The median Darwin house price declined by 20%, representing a $126,000 price drop, between June 2014 and September 2017. This was also a period in which supply outstripped demand leading to higher vacancy rates and a collapse in investor demand. Prices have continued to decline, decreasing by a further 7.4% over 2017/18 to $500,000. The median house price in Inner Darwin fell 12.5% while the Northern Suburbs and Palmerston saw smaller declines of 6.5% and 7.6% respectively.

Over the past three years investor demand has collapsed due to declines in rents and prices. Tighter lending conditions for investors also likely had a negative impact more recently. Vacancy rates increased significantly making Darwin a less desirable location for investors. The unemployment rate in Darwin is below 4%, but this is due more to rising overseas and interstate departures, rather than a buoyant job market. On the other hand, improved affordability (following the price decreases), coupled with significant first home buyer grants and stamp duty concessions has lured first home buyers back into the market. First home buyer lending has increased significantly, being up by 64% in 2017/18 on levels two years earlier.

The commencement of new projects has plummeted, reflecting deteriorating financial feasibility, as both demand and prices have retreated. The volume of house commencements in Darwin was around 44% lower in 2017/18 than the preceding three years.

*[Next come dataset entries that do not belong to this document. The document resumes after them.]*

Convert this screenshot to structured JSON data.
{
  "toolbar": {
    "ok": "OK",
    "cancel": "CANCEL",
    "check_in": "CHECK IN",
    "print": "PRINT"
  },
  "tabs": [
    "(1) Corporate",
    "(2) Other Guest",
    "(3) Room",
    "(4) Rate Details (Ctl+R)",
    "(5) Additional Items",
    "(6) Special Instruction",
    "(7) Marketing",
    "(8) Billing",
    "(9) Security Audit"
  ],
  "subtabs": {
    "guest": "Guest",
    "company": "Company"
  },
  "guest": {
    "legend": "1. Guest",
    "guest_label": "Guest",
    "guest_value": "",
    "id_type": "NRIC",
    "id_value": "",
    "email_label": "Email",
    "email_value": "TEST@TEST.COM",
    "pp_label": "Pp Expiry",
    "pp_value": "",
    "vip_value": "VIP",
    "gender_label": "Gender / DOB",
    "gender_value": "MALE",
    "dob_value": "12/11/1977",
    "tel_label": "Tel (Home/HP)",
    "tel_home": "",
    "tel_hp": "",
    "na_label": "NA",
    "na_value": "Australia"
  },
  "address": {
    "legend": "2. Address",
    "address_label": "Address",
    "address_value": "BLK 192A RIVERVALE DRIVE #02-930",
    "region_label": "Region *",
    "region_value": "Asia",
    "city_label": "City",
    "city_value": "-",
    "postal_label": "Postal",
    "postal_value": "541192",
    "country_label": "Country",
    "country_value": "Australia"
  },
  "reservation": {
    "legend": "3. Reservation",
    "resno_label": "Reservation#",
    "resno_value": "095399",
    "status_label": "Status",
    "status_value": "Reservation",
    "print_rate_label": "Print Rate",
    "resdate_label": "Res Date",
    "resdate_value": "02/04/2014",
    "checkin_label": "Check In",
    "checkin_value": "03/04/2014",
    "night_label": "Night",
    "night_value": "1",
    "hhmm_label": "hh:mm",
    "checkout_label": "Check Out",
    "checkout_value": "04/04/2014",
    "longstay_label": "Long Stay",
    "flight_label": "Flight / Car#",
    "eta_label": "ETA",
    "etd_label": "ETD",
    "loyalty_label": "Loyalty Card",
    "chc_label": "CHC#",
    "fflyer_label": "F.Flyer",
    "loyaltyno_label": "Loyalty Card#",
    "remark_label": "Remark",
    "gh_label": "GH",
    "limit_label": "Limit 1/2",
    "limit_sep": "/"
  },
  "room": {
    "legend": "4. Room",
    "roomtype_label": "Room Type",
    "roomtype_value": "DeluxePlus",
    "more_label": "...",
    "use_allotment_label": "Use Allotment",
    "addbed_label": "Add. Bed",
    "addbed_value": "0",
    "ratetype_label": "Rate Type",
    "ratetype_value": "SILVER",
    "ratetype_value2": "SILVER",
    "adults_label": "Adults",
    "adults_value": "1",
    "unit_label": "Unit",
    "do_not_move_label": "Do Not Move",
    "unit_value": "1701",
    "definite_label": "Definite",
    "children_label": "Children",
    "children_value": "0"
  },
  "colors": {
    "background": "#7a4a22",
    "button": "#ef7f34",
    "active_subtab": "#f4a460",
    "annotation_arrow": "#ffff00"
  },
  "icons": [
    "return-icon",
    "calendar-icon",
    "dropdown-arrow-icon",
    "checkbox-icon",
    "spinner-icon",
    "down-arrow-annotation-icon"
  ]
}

The decline in new unit projects over this same period was even more apparent, as unit commencements were 75% lower in 2017/18 than in 2014/15.

Read more about Darwin property prices: download the report.